■ Input data ■
------------
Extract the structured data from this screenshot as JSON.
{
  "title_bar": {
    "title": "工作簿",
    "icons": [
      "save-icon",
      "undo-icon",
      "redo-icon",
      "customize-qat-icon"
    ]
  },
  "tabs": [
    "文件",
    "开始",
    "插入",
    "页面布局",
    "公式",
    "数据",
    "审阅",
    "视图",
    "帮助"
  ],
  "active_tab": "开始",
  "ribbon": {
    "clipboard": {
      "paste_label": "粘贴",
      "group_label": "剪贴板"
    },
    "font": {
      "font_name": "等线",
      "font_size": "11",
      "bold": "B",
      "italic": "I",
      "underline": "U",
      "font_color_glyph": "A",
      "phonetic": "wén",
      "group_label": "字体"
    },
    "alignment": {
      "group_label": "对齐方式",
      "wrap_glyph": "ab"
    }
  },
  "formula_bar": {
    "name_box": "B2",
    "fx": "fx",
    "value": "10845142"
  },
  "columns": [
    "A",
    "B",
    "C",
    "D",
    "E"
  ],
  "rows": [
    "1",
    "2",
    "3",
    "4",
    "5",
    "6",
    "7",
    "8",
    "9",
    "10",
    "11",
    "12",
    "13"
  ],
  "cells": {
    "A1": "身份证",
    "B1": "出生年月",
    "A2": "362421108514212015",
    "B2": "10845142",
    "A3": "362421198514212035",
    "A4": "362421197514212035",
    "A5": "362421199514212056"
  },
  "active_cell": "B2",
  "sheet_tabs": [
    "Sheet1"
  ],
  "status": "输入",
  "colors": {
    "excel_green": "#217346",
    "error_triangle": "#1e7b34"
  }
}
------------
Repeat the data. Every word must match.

■ Answer space ■
Extract the structured data from this screenshot as JSON.
{
  "title_bar": {
    "title": "工作簿",
    "icons": [
      "save-icon",
      "undo-icon",
      "redo-icon",
      "customize-qat-icon"
    ]
  },
  "tabs": [
    "文件",
    "开始",
    "插入",
    "页面布局",
    "公式",
    "数据",
    "审阅",
    "视图",
    "帮助"
  ],
  "active_tab": "开始",
  "ribbon": {
    "clipboard": {
      "paste_label": "粘贴",
      "group_label": "剪贴板"
    },
    "font": {
      "font_name": "等线",
      "font_size": "11",
      "bold": "B",
      "italic": "I",
      "underline": "U",
      "font_color_glyph": "A",
      "phonetic": "wén",
      "group_label": "字体"
    },
    "alignment": {
      "group_label": "对齐方式",
      "wrap_glyph": "ab"
    }
  },
  "formula_bar": {
    "name_box": "B2",
    "fx": "fx",
    "value": "10845142"
  },
  "columns": [
    "A",
    "B",
    "C",
    "D",
    "E"
  ],
  "rows": [
    "1",
    "2",
    "3",
    "4",
    "5",
    "6",
    "7",
    "8",
    "9",
    "10",
    "11",
    "12",
    "13"
  ],
  "cells": {
    "A1": "身份证",
    "B1": "出生年月",
    "A2": "362421108514212015",
    "B2": "10845142",
    "A3": "362421198514212035",
    "A4": "362421197514212035",
    "A5": "362421199514212056"
  },
  "active_cell": "B2",
  "sheet_tabs": [
    "Sheet1"
  ],
  "status": "输入",
  "colors": {
    "excel_green": "#217346",
    "error_triangle": "#1e7b34"
  }
}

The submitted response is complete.